◆ PROBLEM DESCRIPTION
In the listing below, how many lines contain the word "JSON"? Please respond with the number only.

◆ EXERCISE DATA
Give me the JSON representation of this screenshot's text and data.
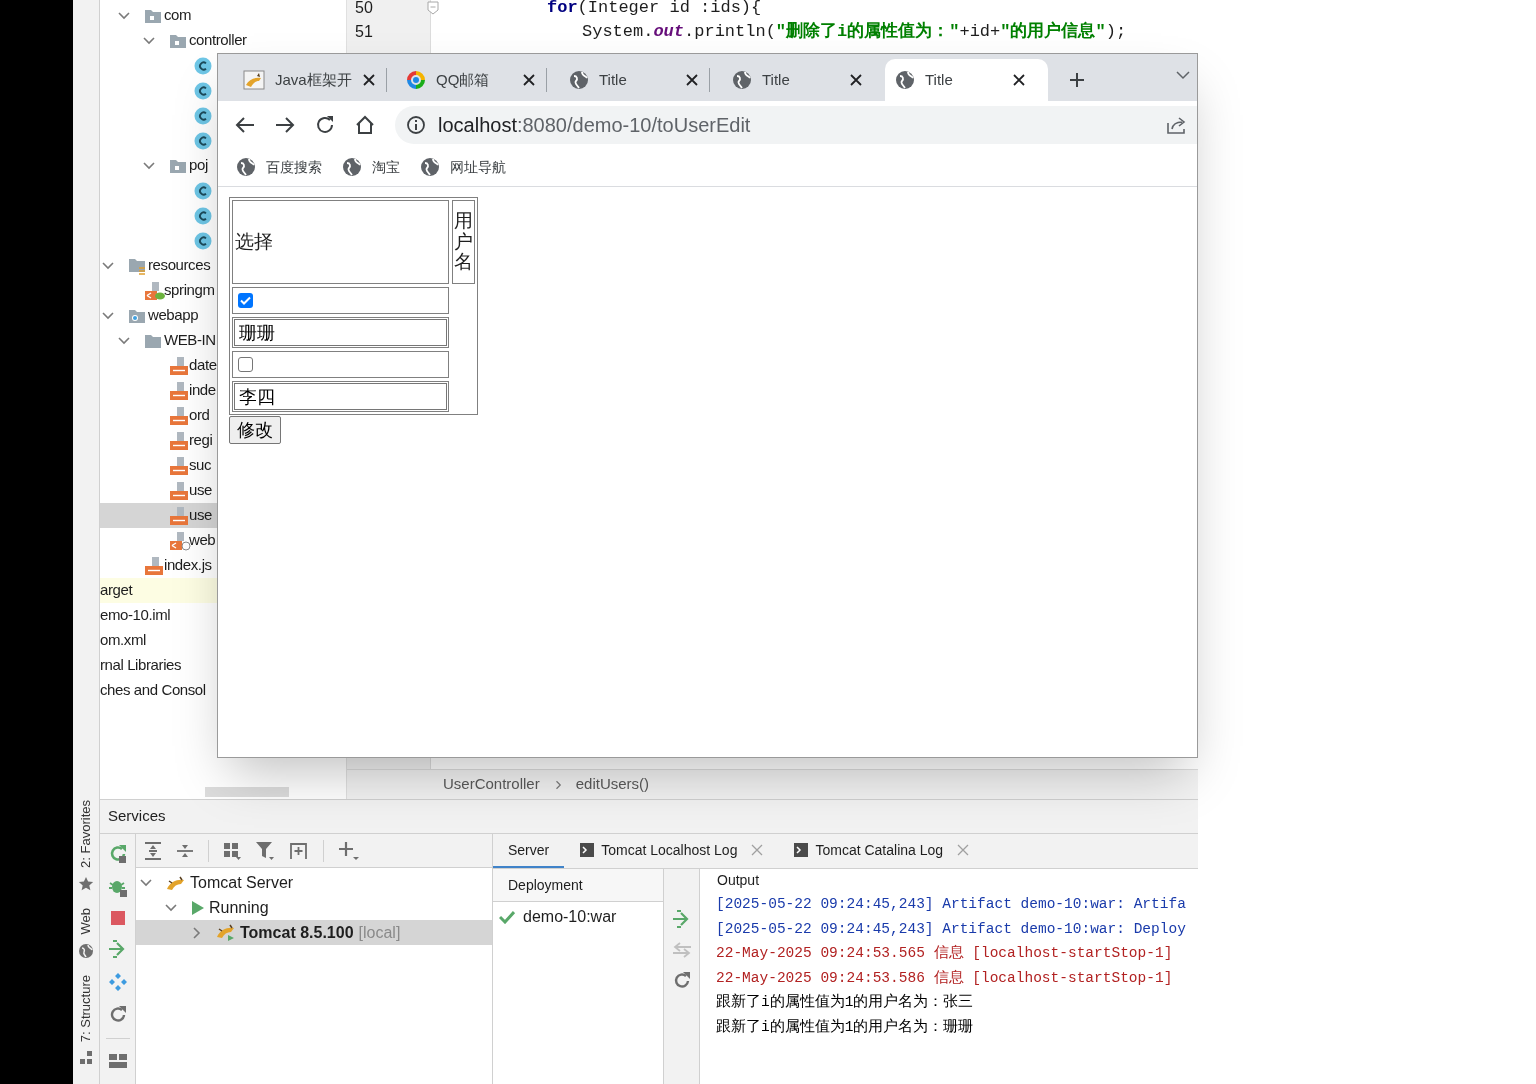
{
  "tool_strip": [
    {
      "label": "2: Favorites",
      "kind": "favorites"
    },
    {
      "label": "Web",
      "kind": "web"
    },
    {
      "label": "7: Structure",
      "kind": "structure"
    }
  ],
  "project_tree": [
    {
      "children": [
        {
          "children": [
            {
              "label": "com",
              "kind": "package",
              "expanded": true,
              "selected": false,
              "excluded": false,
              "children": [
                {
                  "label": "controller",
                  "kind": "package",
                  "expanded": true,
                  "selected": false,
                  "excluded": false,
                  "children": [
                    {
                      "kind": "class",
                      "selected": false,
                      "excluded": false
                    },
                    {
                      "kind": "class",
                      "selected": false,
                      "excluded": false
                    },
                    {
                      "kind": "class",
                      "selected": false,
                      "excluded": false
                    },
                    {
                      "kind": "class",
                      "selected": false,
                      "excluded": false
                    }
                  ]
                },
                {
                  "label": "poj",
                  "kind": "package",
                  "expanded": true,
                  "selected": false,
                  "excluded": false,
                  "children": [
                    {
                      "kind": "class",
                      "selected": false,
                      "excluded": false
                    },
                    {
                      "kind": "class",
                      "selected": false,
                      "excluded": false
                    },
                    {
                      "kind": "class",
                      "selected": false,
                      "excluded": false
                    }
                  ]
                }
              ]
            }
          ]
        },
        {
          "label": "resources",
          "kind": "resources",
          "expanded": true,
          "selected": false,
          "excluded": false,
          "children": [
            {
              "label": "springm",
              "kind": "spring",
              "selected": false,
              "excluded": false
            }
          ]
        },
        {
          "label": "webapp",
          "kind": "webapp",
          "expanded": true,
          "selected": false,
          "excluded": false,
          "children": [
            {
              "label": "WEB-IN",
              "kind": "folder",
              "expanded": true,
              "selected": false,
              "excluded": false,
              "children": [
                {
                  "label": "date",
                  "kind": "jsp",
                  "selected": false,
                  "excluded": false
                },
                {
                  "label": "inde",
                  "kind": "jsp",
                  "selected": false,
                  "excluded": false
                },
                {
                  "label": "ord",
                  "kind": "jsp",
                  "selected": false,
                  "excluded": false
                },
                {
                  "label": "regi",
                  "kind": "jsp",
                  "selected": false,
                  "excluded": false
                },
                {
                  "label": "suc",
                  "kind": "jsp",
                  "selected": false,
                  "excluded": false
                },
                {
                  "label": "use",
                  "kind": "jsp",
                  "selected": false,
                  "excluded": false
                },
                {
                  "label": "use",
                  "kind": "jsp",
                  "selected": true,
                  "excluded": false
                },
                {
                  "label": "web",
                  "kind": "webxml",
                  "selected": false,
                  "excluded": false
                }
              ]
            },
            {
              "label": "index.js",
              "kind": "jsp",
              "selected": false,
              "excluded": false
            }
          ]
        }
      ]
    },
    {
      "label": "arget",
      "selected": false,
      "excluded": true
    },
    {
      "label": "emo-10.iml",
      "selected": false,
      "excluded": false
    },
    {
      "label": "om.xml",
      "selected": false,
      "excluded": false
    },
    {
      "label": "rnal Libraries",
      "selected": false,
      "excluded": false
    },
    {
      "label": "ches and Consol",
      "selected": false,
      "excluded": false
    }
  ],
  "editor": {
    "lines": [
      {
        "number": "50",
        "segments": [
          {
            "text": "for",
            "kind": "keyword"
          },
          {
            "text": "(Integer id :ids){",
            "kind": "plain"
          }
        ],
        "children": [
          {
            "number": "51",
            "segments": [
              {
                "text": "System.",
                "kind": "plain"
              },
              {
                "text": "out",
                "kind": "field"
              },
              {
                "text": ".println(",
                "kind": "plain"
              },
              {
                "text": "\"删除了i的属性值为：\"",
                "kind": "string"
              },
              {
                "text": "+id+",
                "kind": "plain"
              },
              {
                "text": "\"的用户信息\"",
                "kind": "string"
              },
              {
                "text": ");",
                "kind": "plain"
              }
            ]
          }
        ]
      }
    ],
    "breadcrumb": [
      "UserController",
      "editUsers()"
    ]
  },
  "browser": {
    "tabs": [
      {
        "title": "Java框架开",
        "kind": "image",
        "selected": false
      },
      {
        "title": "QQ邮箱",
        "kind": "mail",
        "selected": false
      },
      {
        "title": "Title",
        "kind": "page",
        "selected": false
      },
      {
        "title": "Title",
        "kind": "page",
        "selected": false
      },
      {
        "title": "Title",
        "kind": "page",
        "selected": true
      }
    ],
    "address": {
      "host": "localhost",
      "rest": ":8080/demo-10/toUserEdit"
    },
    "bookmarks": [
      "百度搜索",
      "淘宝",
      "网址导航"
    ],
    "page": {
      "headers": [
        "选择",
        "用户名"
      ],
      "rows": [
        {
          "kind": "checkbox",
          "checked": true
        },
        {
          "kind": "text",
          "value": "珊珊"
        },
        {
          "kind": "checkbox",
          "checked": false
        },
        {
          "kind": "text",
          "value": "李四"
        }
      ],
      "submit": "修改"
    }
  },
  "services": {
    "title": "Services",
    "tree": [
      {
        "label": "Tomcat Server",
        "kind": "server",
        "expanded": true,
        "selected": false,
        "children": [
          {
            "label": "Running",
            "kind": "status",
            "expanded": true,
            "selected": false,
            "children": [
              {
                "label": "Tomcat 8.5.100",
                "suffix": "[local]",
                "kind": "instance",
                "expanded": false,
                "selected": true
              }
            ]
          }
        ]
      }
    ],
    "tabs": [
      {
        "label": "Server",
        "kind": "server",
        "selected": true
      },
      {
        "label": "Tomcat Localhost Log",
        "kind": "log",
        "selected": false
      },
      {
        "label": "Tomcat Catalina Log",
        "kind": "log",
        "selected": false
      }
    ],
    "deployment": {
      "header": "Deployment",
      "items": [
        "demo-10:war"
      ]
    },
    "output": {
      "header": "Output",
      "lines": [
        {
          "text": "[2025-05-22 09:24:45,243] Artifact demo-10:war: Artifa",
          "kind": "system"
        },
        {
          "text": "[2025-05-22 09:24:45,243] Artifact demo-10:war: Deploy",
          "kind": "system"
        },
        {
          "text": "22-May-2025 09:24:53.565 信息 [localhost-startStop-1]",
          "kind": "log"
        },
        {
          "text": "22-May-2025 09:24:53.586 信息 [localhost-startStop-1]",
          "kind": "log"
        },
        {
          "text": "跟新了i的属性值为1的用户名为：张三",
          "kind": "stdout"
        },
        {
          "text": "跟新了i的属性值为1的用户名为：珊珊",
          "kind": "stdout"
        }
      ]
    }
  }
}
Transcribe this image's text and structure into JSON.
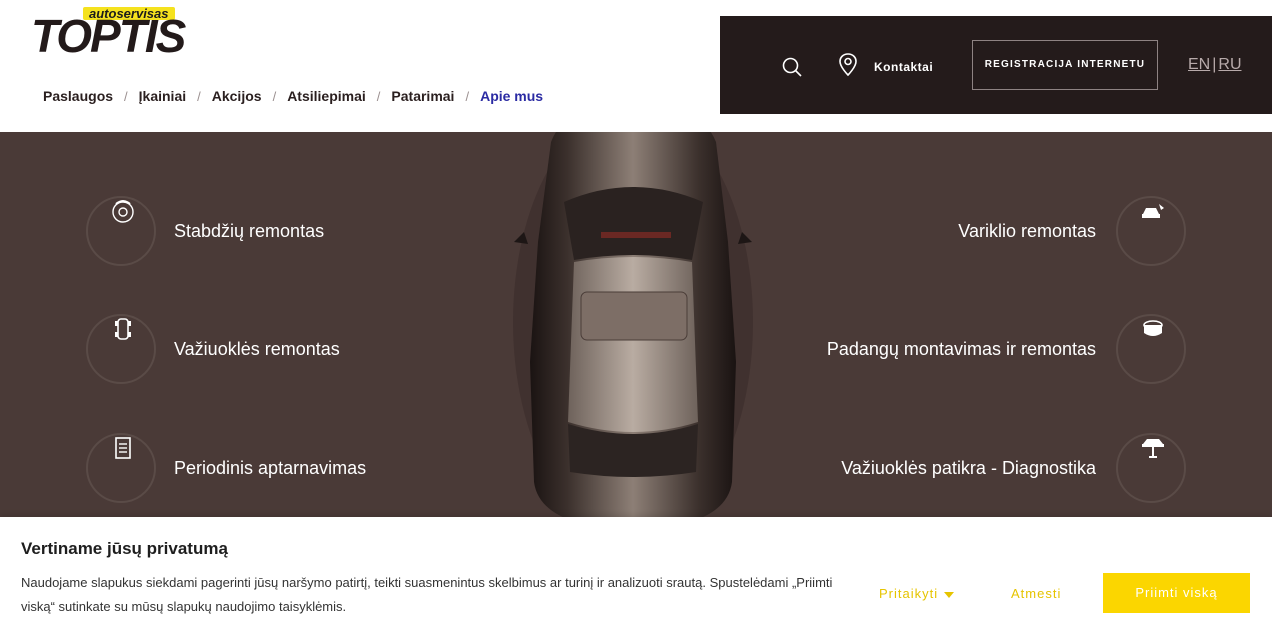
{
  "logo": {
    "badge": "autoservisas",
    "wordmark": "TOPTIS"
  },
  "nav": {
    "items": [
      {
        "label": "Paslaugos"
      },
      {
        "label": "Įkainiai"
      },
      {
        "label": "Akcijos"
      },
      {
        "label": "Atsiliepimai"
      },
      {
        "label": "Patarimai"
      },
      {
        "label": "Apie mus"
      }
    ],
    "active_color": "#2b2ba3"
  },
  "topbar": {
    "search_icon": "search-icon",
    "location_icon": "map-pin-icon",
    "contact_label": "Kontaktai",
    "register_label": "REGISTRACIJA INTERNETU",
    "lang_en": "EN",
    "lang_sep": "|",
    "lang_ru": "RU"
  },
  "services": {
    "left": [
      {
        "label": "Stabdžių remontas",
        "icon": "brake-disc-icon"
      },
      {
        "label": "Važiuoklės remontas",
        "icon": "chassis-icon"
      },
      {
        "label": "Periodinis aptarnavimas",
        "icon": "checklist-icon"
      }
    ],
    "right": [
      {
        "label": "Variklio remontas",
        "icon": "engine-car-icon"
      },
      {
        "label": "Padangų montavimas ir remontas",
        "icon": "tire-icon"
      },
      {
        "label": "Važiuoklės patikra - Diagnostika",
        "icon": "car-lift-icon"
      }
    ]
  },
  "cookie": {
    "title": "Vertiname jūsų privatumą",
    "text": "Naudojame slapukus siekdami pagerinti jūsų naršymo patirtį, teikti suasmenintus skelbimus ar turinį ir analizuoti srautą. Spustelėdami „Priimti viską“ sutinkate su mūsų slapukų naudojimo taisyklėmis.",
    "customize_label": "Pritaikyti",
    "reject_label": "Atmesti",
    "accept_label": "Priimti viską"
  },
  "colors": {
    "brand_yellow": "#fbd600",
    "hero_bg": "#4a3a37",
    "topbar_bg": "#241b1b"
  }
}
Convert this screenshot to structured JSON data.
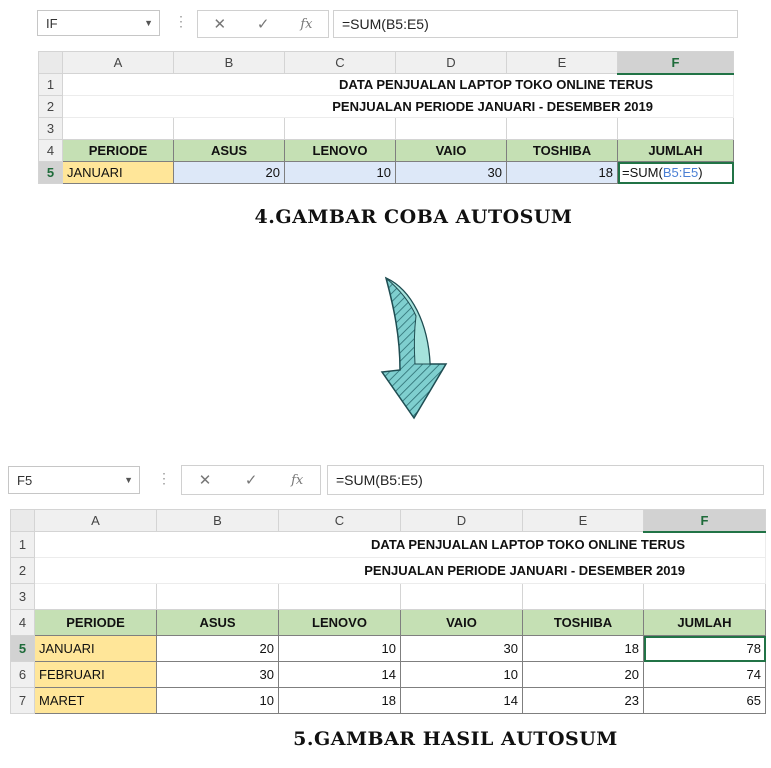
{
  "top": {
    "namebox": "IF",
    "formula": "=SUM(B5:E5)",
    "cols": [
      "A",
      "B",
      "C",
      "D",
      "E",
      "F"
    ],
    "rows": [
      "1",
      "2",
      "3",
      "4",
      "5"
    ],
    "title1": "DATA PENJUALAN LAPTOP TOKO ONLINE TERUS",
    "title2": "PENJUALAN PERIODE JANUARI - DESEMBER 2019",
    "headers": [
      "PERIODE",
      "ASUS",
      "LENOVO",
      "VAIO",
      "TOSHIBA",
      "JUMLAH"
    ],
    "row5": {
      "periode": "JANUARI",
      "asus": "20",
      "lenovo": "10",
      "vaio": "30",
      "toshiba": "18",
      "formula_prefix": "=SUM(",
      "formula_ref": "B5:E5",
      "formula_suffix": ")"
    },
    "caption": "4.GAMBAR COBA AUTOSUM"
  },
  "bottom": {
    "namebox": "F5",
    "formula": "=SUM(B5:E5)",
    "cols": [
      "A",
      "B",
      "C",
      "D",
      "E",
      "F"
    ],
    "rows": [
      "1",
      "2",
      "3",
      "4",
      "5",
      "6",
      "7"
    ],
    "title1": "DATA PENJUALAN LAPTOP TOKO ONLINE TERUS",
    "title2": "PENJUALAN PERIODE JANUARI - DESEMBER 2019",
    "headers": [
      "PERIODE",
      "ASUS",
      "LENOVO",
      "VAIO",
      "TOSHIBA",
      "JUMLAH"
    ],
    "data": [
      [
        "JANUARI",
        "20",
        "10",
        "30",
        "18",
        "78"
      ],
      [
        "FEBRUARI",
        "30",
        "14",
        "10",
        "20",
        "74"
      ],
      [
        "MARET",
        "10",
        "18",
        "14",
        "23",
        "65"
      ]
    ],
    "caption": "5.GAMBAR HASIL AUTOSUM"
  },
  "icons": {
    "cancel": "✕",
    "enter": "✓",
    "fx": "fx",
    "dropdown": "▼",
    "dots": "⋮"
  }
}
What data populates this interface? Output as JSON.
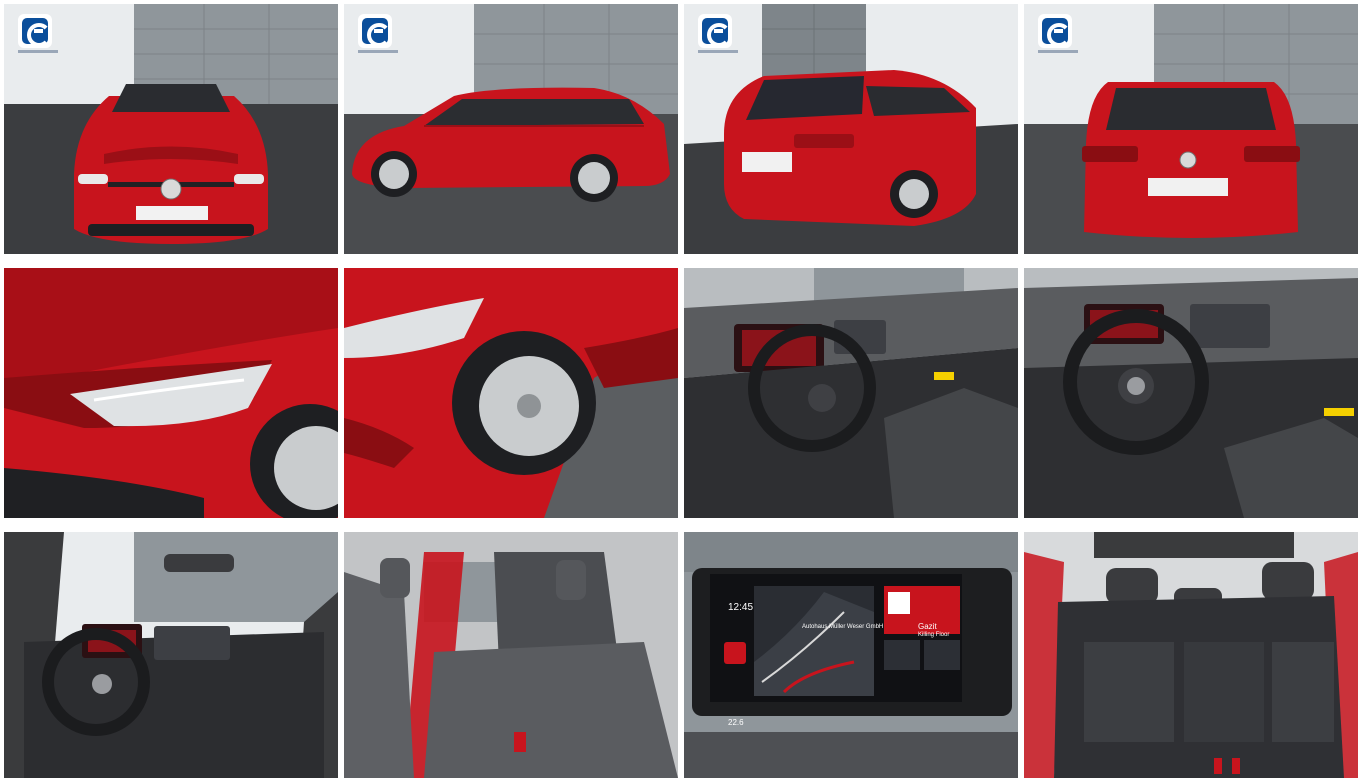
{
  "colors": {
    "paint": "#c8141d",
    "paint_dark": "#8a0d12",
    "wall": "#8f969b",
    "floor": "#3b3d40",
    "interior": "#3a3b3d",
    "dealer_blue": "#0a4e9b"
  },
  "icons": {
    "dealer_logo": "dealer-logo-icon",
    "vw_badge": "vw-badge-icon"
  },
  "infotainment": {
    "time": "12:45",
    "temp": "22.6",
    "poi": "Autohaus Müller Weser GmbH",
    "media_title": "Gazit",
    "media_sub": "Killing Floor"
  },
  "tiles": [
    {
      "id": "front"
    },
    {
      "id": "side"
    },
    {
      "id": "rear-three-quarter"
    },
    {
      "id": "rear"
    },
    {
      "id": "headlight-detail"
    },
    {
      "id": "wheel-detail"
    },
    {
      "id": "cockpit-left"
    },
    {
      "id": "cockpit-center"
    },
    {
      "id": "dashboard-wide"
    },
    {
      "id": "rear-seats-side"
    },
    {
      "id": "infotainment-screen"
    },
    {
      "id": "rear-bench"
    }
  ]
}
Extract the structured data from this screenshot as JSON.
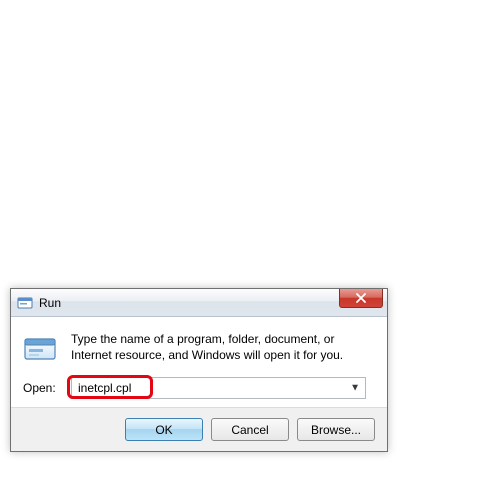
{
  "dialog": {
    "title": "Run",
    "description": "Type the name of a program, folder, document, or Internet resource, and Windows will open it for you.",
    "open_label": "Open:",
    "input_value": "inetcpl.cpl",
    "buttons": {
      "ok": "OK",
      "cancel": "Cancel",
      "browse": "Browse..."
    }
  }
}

◆ SOLUTION TO THE EXERCISE
5